Dataset rows for apps and sites:
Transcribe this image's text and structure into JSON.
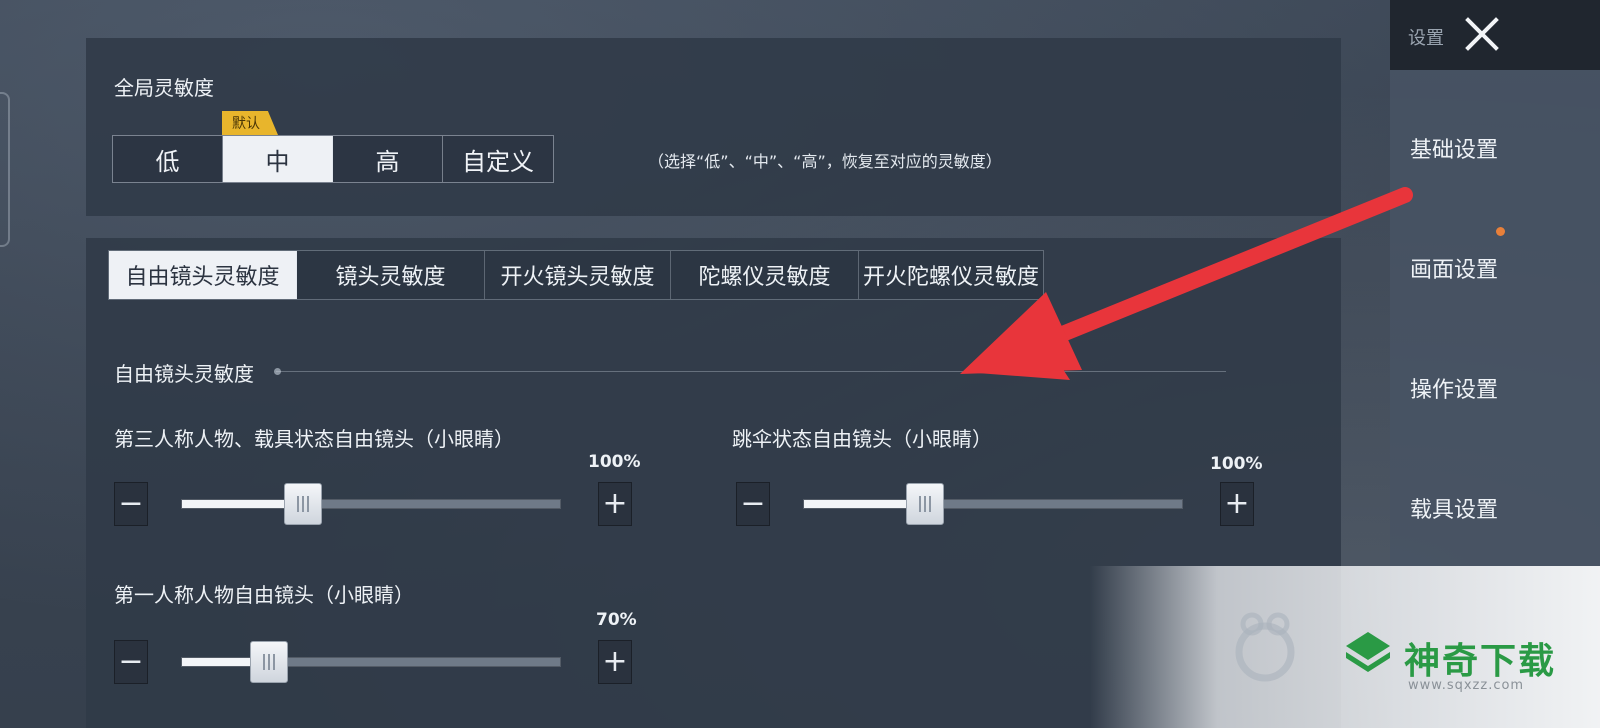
{
  "global": {
    "title": "全局灵敏度",
    "default_tag": "默认",
    "options": [
      "低",
      "中",
      "高",
      "自定义"
    ],
    "selected_index": 1,
    "hint": "（选择“低”、“中”、“高”，恢复至对应的灵敏度）"
  },
  "tabs": {
    "items": [
      "自由镜头灵敏度",
      "镜头灵敏度",
      "开火镜头灵敏度",
      "陀螺仪灵敏度",
      "开火陀螺仪灵敏度"
    ],
    "selected_index": 0
  },
  "section": {
    "title": "自由镜头灵敏度"
  },
  "sliders": [
    {
      "label": "第三人称人物、载具状态自由镜头（小眼睛）",
      "percent_text": "100%",
      "value_fraction": 0.32
    },
    {
      "label": "跳伞状态自由镜头（小眼睛）",
      "percent_text": "100%",
      "value_fraction": 0.32
    },
    {
      "label": "第一人称人物自由镜头（小眼睛）",
      "percent_text": "70%",
      "value_fraction": 0.23
    }
  ],
  "controls": {
    "minus": "−",
    "plus": "+"
  },
  "sidebar": {
    "header": "设置",
    "items": [
      "基础设置",
      "画面设置",
      "操作设置",
      "载具设置"
    ],
    "notification_item_index": 1
  },
  "watermark": {
    "brand": "神奇下载",
    "url": "www.sqxzz.com"
  },
  "colors": {
    "arrow": "#e8353b",
    "default_tag": "#e8b52c",
    "notification_dot": "#e8803a",
    "watermark_green": "#2a9a45"
  }
}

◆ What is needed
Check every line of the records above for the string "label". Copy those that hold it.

◆ Your response
      "label": "第三人称人物、载具状态自由镜头（小眼睛）",
      "label": "跳伞状态自由镜头（小眼睛）",
      "label": "第一人称人物自由镜头（小眼睛）",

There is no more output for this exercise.